Twitter, Instagram, Reddit, TikTok, Facebook and dozens of other platforms find a certain environment, one that is much different than the world outside of a screen. It’s as if the rules don’t apply whenever people are online. People act differently with every single comment, share, and repost. It’s not just teenagers, either. It’s pretty common to find two grown adults in a 40 comment long feud over something ridiculously minuscule. And when a celebrity or public figure is involved? There seem to be no limits.

We get to form internet culture as it develops. We have control here, and we should be using it wisely.”

— Anna Claywell and Emily Early

There are countless scenarios of celebrities being, both rightfully and falsely, called out. Whether the reason turns out to be true or not, any topic takes minutes to spread across the internet. But why does anyone post? It all comes back to the behavior from the internet in general. To gain attention. To allow our opinions to gain traction and influence others. But our platforms can be, and often are, abused. When the main goal is to see your “activity page” filled with notifications and your followers build up, it doesn’t matter what kind of traffic your platform receives. Attention should not always have such a negative connotation to it, but the truth is, when people intentionally create an unnecessary subject to talk about in order to gain said attention, it can be and most likely is detrimental, but is a fundamental flaw in today’s online standards.

However, social media attention seekers wouldn’t trend without people liking their comments on the newest drama. They would not have as big of a voice without everyone in their audience listening. People are innately curious, and controversy online fuels their curiosity and creates interest. Take the Parkway West Parent’s Facebook page for example. A group that could be used to connect, plan and create student-related activities is filled with complaints and passive-aggressive comments targeting faculty, teachers and even students and their families. 

Social media is like this generation’s People magazine, but instead of only gossiping with a small group of friends about it, now people can like, comment, and share quicker than ever, with more people than ever. 

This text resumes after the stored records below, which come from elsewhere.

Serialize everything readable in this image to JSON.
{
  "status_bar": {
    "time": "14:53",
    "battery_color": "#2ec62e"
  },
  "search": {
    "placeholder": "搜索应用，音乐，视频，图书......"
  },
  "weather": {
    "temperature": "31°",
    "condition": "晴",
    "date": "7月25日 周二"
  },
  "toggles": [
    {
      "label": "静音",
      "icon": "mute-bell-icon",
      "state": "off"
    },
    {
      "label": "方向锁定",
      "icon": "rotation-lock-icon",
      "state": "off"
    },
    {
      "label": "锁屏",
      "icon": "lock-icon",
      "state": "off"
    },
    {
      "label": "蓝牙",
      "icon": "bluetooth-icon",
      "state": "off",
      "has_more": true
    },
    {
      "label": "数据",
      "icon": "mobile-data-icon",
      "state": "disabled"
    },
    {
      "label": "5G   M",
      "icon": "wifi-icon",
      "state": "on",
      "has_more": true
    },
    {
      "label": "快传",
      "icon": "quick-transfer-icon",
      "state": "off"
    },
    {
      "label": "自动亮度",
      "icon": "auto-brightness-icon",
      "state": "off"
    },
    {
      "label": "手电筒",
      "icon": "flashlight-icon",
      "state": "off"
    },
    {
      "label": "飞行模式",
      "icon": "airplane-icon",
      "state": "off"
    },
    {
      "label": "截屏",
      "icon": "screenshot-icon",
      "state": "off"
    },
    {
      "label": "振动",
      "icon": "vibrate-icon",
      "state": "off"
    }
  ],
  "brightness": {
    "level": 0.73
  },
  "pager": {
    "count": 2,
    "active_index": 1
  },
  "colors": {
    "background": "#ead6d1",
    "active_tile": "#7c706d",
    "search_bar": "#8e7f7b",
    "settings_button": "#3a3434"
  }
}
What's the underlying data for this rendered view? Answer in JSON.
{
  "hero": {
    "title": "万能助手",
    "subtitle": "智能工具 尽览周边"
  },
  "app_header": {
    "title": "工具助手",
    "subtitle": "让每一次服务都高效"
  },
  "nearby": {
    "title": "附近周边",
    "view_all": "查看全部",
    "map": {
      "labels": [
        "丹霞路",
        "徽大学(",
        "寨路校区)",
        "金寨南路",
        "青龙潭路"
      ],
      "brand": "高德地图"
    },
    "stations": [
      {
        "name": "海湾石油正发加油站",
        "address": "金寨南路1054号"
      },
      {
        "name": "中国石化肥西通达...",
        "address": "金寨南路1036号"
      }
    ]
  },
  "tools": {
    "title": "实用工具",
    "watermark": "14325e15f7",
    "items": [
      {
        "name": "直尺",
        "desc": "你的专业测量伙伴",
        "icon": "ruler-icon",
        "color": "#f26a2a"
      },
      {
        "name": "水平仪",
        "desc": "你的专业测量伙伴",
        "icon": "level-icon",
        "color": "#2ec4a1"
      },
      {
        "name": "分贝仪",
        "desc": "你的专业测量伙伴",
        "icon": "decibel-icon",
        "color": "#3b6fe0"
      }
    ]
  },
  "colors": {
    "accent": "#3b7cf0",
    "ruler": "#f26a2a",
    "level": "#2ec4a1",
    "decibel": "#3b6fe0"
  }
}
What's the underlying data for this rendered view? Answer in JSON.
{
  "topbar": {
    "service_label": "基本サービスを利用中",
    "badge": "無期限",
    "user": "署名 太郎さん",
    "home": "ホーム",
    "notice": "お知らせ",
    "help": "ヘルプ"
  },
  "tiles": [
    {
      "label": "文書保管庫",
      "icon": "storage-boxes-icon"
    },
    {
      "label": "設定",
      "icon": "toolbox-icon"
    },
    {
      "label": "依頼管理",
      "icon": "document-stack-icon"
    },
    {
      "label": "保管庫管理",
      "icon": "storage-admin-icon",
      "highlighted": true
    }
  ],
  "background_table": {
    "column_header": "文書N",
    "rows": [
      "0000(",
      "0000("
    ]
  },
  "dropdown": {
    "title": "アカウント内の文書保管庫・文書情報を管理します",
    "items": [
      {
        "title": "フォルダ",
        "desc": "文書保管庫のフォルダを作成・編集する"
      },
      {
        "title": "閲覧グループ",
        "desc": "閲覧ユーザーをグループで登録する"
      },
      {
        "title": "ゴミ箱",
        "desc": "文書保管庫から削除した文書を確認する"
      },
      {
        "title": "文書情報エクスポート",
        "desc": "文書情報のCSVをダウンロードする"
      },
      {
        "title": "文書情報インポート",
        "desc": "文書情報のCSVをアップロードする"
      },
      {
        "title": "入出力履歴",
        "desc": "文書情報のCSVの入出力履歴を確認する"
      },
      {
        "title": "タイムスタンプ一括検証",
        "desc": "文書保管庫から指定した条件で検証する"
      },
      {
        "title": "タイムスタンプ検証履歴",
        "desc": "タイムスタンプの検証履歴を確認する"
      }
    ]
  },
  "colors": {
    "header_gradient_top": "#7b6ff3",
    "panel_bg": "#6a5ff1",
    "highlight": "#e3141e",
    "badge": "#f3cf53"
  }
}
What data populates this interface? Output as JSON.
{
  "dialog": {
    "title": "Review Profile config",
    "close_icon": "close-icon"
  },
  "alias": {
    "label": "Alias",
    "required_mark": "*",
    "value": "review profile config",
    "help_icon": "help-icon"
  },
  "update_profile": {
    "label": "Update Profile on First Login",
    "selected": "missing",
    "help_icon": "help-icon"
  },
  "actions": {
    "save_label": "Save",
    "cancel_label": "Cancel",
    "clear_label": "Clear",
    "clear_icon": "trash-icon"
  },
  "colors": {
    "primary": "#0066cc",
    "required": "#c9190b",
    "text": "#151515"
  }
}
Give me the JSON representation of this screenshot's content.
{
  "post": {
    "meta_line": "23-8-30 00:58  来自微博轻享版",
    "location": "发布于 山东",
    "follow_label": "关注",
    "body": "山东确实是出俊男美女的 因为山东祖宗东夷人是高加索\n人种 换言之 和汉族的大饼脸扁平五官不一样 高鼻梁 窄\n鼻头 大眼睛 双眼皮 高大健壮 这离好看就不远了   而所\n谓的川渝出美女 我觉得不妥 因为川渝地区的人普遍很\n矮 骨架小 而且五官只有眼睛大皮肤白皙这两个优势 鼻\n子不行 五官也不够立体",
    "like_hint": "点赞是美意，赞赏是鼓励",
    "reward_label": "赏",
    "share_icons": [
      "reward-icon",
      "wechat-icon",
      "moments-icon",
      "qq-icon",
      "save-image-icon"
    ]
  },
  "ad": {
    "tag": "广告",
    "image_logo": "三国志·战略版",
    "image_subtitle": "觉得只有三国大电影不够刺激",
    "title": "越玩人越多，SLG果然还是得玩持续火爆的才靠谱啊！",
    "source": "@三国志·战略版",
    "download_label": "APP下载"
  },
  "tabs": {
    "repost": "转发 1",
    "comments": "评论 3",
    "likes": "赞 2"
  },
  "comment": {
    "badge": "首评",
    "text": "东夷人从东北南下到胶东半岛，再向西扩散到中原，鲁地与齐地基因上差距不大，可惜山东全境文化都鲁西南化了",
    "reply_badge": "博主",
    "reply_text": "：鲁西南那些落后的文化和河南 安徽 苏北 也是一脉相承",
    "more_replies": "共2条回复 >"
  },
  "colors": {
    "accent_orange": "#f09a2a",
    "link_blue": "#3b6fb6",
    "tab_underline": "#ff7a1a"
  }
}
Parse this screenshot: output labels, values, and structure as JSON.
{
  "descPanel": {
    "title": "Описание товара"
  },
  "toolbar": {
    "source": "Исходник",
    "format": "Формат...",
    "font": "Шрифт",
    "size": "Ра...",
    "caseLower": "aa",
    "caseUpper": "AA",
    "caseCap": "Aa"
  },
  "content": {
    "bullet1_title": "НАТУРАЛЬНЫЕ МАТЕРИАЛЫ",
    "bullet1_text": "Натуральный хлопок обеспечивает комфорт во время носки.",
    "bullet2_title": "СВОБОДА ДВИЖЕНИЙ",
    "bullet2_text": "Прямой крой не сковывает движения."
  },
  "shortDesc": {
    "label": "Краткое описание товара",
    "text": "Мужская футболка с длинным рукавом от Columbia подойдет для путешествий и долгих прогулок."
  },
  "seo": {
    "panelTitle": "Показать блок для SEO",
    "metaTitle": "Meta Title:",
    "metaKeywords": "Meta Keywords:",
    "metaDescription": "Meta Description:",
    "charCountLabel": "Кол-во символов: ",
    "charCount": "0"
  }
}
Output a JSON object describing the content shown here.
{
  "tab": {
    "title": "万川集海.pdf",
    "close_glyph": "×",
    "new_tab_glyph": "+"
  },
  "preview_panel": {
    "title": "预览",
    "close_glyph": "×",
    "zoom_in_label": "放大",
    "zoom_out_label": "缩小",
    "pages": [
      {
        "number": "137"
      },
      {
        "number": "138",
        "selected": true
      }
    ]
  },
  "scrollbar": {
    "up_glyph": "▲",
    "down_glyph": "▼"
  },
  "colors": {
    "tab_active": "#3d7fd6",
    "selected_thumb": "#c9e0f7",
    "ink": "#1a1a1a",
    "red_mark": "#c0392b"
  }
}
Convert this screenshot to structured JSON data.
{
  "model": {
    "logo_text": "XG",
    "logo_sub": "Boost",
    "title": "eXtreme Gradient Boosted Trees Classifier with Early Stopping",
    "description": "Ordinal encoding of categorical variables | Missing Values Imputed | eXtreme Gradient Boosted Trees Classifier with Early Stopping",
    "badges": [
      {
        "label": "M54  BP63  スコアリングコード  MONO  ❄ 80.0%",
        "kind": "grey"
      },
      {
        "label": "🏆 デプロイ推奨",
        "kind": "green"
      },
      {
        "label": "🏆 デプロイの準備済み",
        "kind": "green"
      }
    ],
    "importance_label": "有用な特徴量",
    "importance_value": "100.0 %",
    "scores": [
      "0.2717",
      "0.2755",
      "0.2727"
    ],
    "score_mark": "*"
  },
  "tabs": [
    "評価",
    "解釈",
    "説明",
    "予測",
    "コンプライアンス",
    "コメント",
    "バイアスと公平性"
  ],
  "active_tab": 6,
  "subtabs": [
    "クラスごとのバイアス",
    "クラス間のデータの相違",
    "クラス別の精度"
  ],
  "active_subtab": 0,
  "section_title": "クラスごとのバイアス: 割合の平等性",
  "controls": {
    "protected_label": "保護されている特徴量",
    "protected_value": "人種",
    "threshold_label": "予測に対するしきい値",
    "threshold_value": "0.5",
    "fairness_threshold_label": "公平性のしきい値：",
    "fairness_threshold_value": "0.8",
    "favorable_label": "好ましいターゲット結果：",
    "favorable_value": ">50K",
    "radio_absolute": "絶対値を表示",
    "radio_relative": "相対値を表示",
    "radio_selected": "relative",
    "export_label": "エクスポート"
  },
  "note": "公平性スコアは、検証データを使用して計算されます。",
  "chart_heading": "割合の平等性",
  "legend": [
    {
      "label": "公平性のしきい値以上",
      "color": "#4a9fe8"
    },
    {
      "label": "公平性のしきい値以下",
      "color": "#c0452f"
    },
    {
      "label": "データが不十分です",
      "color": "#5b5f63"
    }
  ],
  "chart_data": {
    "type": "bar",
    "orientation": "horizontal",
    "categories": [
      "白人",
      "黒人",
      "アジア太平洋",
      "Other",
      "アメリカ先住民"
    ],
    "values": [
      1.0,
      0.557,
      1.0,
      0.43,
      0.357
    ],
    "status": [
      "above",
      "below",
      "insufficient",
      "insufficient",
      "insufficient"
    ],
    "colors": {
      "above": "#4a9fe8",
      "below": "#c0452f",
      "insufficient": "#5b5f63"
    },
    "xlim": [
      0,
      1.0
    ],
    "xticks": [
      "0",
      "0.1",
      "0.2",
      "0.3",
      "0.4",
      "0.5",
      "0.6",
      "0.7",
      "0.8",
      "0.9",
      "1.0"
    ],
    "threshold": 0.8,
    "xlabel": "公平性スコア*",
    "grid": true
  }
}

Despite all of the harmful sides to these apps and websites, social media has the potential to be and is often used for amazing things. Without it, our world would be entirely disconnected from the way it is today. It allows for instantaneous communication with almost anyone in the world. However, we need to hit the brakes when platforms are being used abusively or to hurt someone. If we go too far, there might not be a way to come back from it. Our society, especially with the intensity of cancel culture, is incredibly talented at immediately shutting something or someone down. “Canceling” someone is not always the solution though. We’ve seen people welcomed back after accomplishing something deleterious in the public eye. And what’s stopping them from creating a new anonymous account, just to target the same people, the same topics, under a different username? Despite attempts to cancel people, we still allow rumors to spread and hateful comments to proliferate. This is something that, as a human race, we’ve accepted. Oftentimes the effects of canceling someone are not necessarily what we want them to be. It’s become so normalized that it doesn’t actually educate the wrongdoer in their actions. Instead of attacking a person, we can approach by explaining or offering resources. 

As the Internet is becoming more and more ingrained and necessary in our lives, we need it to be safe and usable for everyone. So let’s think before we furiously head to the comment section or become bystanders of mistreatment on the internet. Let’s talk to each other face-to-face when there’s an important issue, because a public argument is not going to solve the problem. Be careful of how transparent the word “anonymous” is. We get to form internet culture as it develops. We have control here, and we should be using it wisely.